Some lines hold the string "Wireless". Copy all of them from the material that follows.

╔══

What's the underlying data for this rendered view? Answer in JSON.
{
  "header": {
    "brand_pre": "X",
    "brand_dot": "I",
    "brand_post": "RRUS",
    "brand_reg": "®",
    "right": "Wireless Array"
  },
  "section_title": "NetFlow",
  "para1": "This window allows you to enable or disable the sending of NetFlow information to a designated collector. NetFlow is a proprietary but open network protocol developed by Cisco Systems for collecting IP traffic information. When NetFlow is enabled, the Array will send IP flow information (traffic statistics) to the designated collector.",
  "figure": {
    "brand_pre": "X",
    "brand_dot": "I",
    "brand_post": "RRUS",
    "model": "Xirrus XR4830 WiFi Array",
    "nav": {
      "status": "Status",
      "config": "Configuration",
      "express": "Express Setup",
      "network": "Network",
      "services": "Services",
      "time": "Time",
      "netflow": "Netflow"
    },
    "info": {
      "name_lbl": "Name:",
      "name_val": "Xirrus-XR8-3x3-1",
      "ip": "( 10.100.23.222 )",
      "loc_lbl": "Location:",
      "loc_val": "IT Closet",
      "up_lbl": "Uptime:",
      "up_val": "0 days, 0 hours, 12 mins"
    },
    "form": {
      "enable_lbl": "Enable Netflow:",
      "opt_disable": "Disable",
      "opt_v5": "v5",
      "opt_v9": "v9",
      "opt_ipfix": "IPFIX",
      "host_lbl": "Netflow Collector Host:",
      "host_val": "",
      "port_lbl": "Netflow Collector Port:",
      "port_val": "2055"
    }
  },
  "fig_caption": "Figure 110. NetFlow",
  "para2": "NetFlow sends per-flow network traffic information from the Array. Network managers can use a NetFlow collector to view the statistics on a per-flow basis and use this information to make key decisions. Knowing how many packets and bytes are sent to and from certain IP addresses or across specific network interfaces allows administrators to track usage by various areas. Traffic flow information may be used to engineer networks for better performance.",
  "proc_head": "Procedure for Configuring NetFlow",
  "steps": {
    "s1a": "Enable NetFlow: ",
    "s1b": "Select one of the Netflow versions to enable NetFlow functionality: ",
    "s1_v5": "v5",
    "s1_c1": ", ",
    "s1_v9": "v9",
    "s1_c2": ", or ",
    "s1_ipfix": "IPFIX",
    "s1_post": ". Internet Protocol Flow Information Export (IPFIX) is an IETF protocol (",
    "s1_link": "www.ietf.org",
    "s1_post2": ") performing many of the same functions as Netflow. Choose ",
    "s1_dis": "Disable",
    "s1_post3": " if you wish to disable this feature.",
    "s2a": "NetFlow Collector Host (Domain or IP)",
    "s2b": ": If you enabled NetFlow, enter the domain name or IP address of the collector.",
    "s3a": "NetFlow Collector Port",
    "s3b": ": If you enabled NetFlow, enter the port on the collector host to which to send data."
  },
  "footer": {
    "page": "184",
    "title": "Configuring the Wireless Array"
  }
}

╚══

*Response area*
    "right": "Wireless Array"
    "title": "Configuring the Wireless Array"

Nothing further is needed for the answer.